§ **What is required**:
As you reproduce every line below, keep it exactly as written and leave out the images.

§ **Given data**:
****************
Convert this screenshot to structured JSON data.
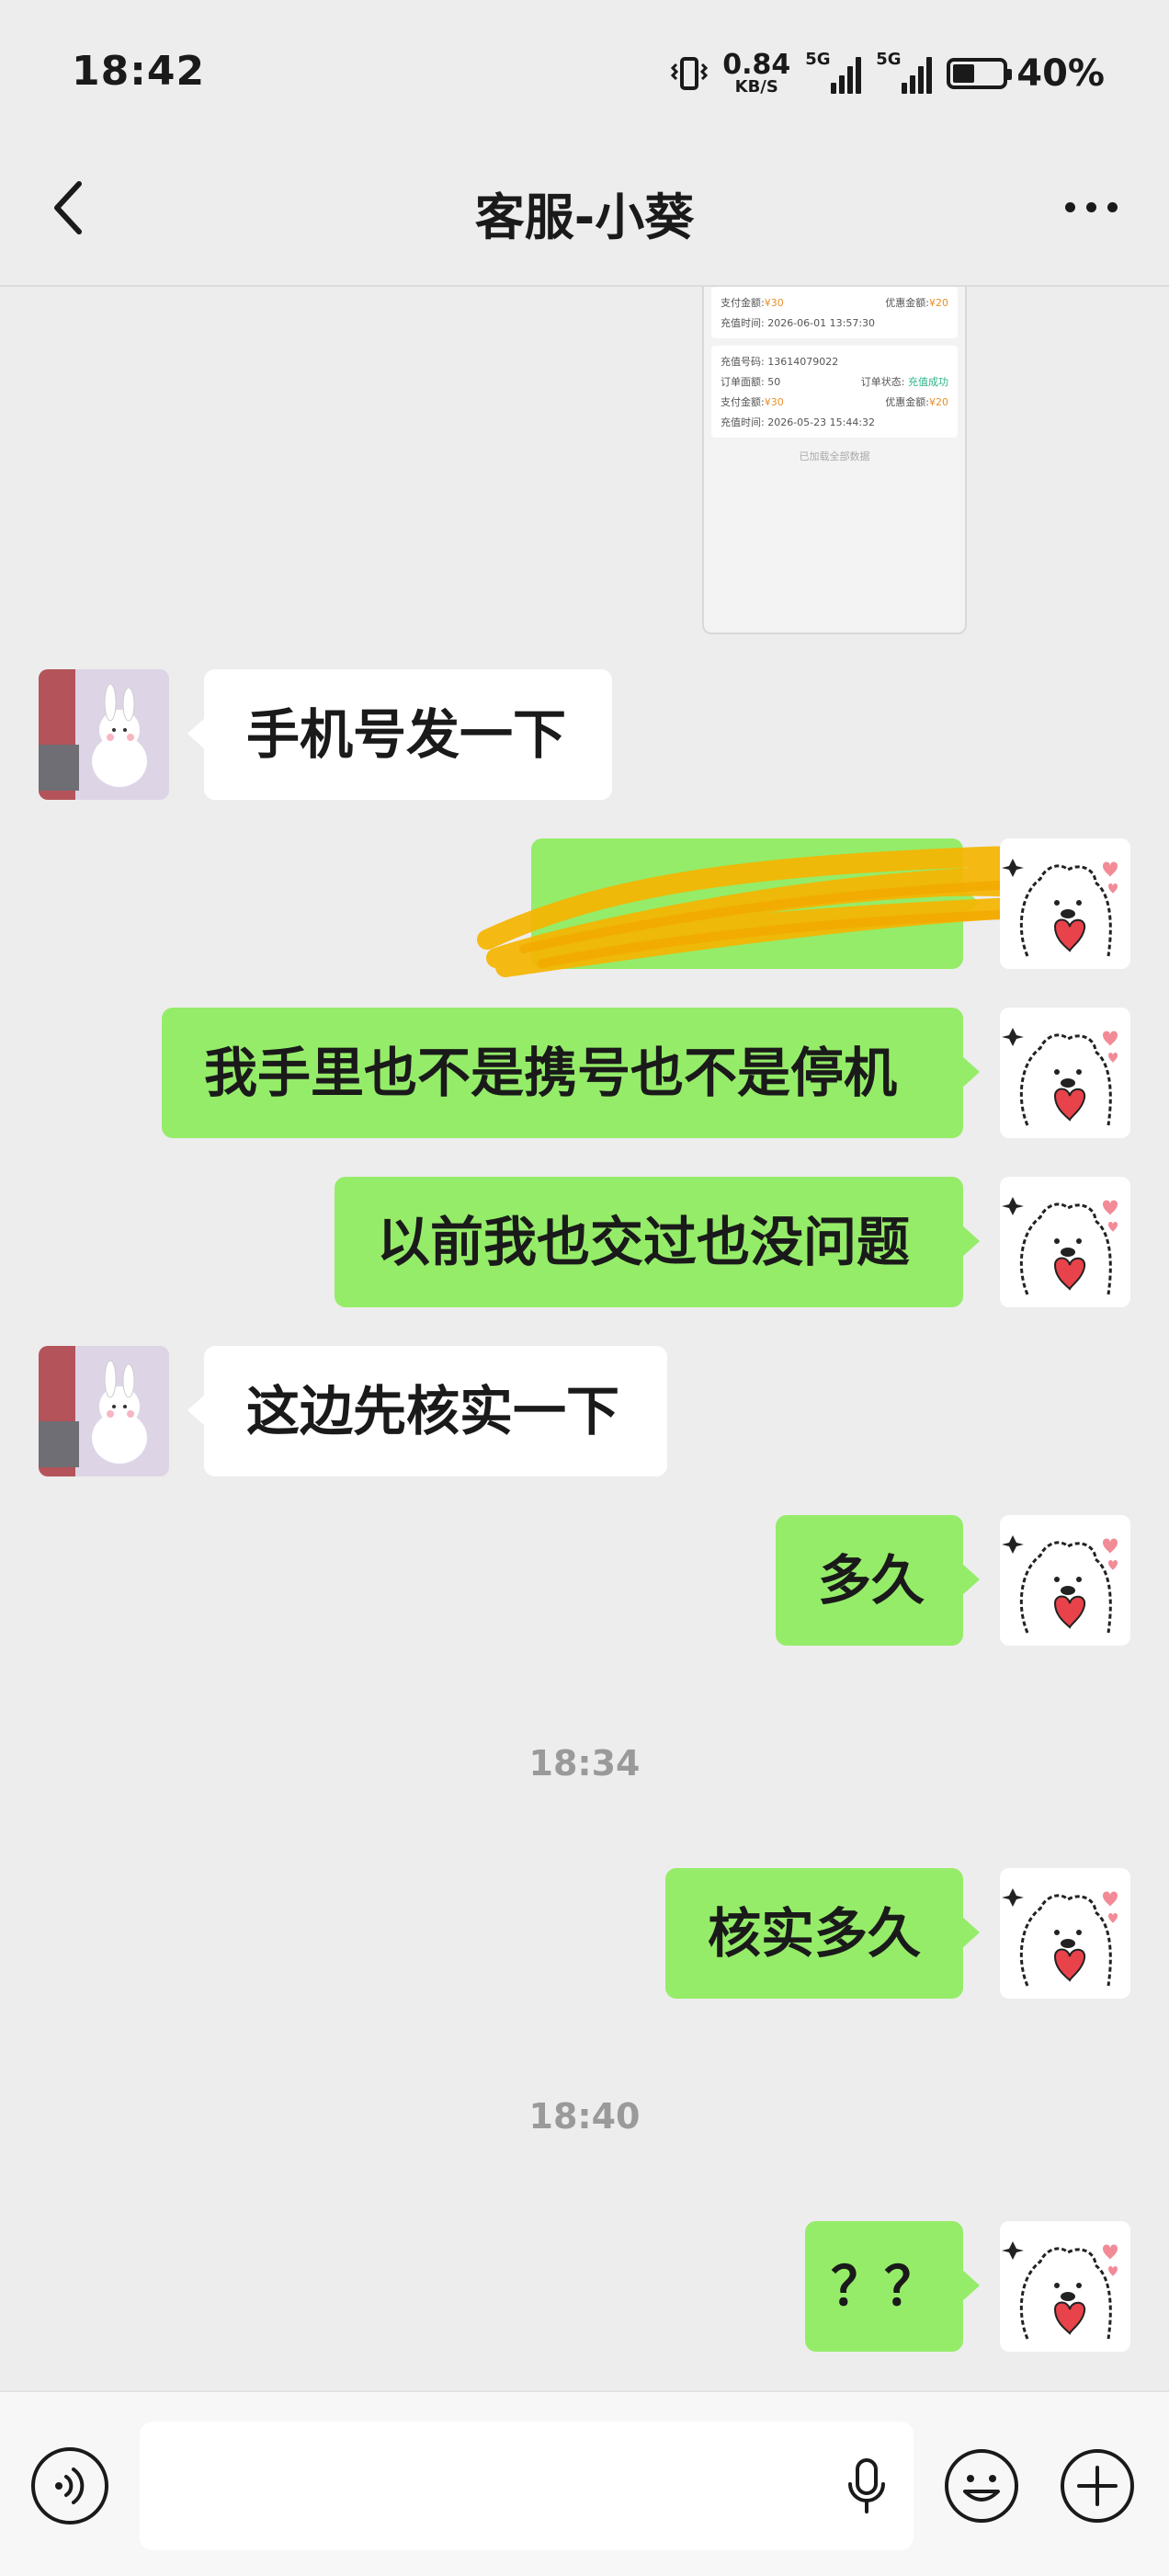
{
  "status_bar": {
    "time": "18:42",
    "net_speed_value": "0.84",
    "net_speed_unit": "KB/S",
    "sim1_label": "5G",
    "sim2_label": "5G",
    "battery_percent": "40%",
    "battery_level": 0.4
  },
  "header": {
    "title": "客服-小葵"
  },
  "screenshot_card": {
    "top_block": {
      "pay_label": "支付金额:",
      "pay_value": "¥30",
      "discount_label": "优惠金额:",
      "discount_value": "¥20",
      "time_label": "充值时间:",
      "time_value": "2026-06-01 13:57:30"
    },
    "order": {
      "phone_label": "充值号码:",
      "phone_value": "13614079022",
      "amount_label": "订单面额:",
      "amount_value": "50",
      "status_label": "订单状态:",
      "status_value": "充值成功",
      "pay_label": "支付金额:",
      "pay_value": "¥30",
      "discount_label": "优惠金额:",
      "discount_value": "¥20",
      "time_label": "充值时间:",
      "time_value": "2026-05-23 15:44:32"
    },
    "footer": "已加载全部数据"
  },
  "messages": [
    {
      "side": "in",
      "text": "手机号发一下"
    },
    {
      "side": "out",
      "text": ""
    },
    {
      "side": "out",
      "text": "我手里也不是携号也不是停机"
    },
    {
      "side": "out",
      "text": "以前我也交过也没问题"
    },
    {
      "side": "in",
      "text": "这边先核实一下"
    },
    {
      "side": "out",
      "text": "多久"
    },
    {
      "side": "out",
      "text": "核实多久"
    },
    {
      "side": "out",
      "text": "？？"
    }
  ],
  "time_labels": [
    "18:34",
    "18:40"
  ],
  "icons": {
    "back": "chevron-left-icon",
    "more": "more-dots-icon",
    "voice": "voice-icon",
    "mic": "microphone-icon",
    "emoji": "emoji-icon",
    "plus": "plus-icon"
  },
  "colors": {
    "background": "#ededed",
    "outgoing_bubble": "#95ec69",
    "incoming_bubble": "#ffffff",
    "scribble": "#f5b400"
  }
}
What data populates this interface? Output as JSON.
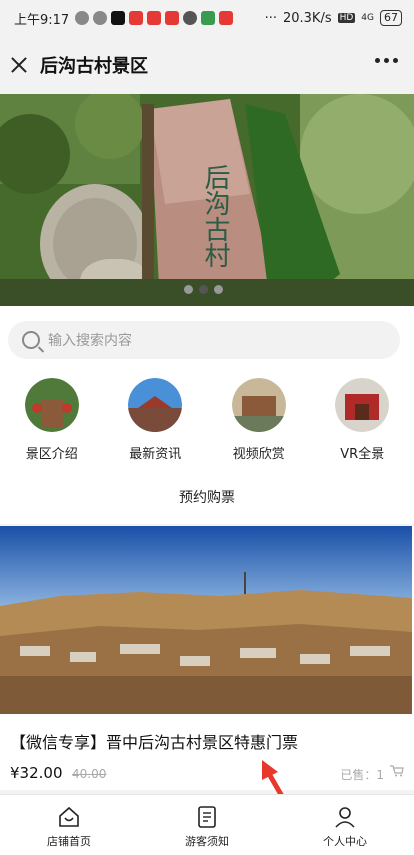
{
  "status_bar": {
    "time": "上午9:17",
    "speed": "20.3K/s",
    "network": "4G",
    "battery": "67"
  },
  "titlebar": {
    "title": "后沟古村景区"
  },
  "banner": {
    "inscription": "后沟古村",
    "slide_count": 3,
    "active_slide": 2
  },
  "search": {
    "placeholder": "输入搜索内容"
  },
  "nav": [
    {
      "label": "景区介绍"
    },
    {
      "label": "最新资讯"
    },
    {
      "label": "视频欣赏"
    },
    {
      "label": "VR全景"
    }
  ],
  "buy_link": "预约购票",
  "product": {
    "title": "【微信专享】晋中后沟古村景区特惠门票",
    "price": "¥32.00",
    "old_price": "40.00",
    "sold": "已售：1"
  },
  "tabbar": [
    {
      "label": "店铺首页",
      "icon": "home-icon"
    },
    {
      "label": "游客须知",
      "icon": "notice-icon"
    },
    {
      "label": "个人中心",
      "icon": "person-icon"
    }
  ],
  "colors": {
    "accent_arrow": "#e8382c",
    "banner_green": "#4a6b30"
  }
}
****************
§ **Response box**:
Convert this screenshot to structured JSON data.
{
  "status_bar": {
    "time": "18:42",
    "net_speed_value": "0.84",
    "net_speed_unit": "KB/S",
    "sim1_label": "5G",
    "sim2_label": "5G",
    "battery_percent": "40%",
    "battery_level": 0.4
  },
  "header": {
    "title": "客服-小葵"
  },
  "screenshot_card": {
    "top_block": {
      "pay_label": "支付金额:",
      "pay_value": "¥30",
      "discount_label": "优惠金额:",
      "discount_value": "¥20",
      "time_label": "充值时间:",
      "time_value": "2026-06-01 13:57:30"
    },
    "order": {
      "phone_label": "充值号码:",
      "phone_value": "13614079022",
      "amount_label": "订单面额:",
      "amount_value": "50",
      "status_label": "订单状态:",
      "status_value": "充值成功",
      "pay_label": "支付金额:",
      "pay_value": "¥30",
      "discount_label": "优惠金额:",
      "discount_value": "¥20",
      "time_label": "充值时间:",
      "time_value": "2026-05-23 15:44:32"
    },
    "footer": "已加载全部数据"
  },
  "messages": [
    {
      "side": "in",
      "text": "手机号发一下"
    },
    {
      "side": "out",
      "text": ""
    },
    {
      "side": "out",
      "text": "我手里也不是携号也不是停机"
    },
    {
      "side": "out",
      "text": "以前我也交过也没问题"
    },
    {
      "side": "in",
      "text": "这边先核实一下"
    },
    {
      "side": "out",
      "text": "多久"
    },
    {
      "side": "out",
      "text": "核实多久"
    },
    {
      "side": "out",
      "text": "？？"
    }
  ],
  "time_labels": [
    "18:34",
    "18:40"
  ],
  "icons": {
    "back": "chevron-left-icon",
    "more": "more-dots-icon",
    "voice": "voice-icon",
    "mic": "microphone-icon",
    "emoji": "emoji-icon",
    "plus": "plus-icon"
  },
  "colors": {
    "background": "#ededed",
    "outgoing_bubble": "#95ec69",
    "incoming_bubble": "#ffffff",
    "scribble": "#f5b400"
  }
}
What data populates this interface? Output as JSON.
{
  "status_bar": {
    "time": "上午9:17",
    "speed": "20.3K/s",
    "network": "4G",
    "battery": "67"
  },
  "titlebar": {
    "title": "后沟古村景区"
  },
  "banner": {
    "inscription": "后沟古村",
    "slide_count": 3,
    "active_slide": 2
  },
  "search": {
    "placeholder": "输入搜索内容"
  },
  "nav": [
    {
      "label": "景区介绍"
    },
    {
      "label": "最新资讯"
    },
    {
      "label": "视频欣赏"
    },
    {
      "label": "VR全景"
    }
  ],
  "buy_link": "预约购票",
  "product": {
    "title": "【微信专享】晋中后沟古村景区特惠门票",
    "price": "¥32.00",
    "old_price": "40.00",
    "sold": "已售：1"
  },
  "tabbar": [
    {
      "label": "店铺首页",
      "icon": "home-icon"
    },
    {
      "label": "游客须知",
      "icon": "notice-icon"
    },
    {
      "label": "个人中心",
      "icon": "person-icon"
    }
  ],
  "colors": {
    "accent_arrow": "#e8382c",
    "banner_green": "#4a6b30"
  }
}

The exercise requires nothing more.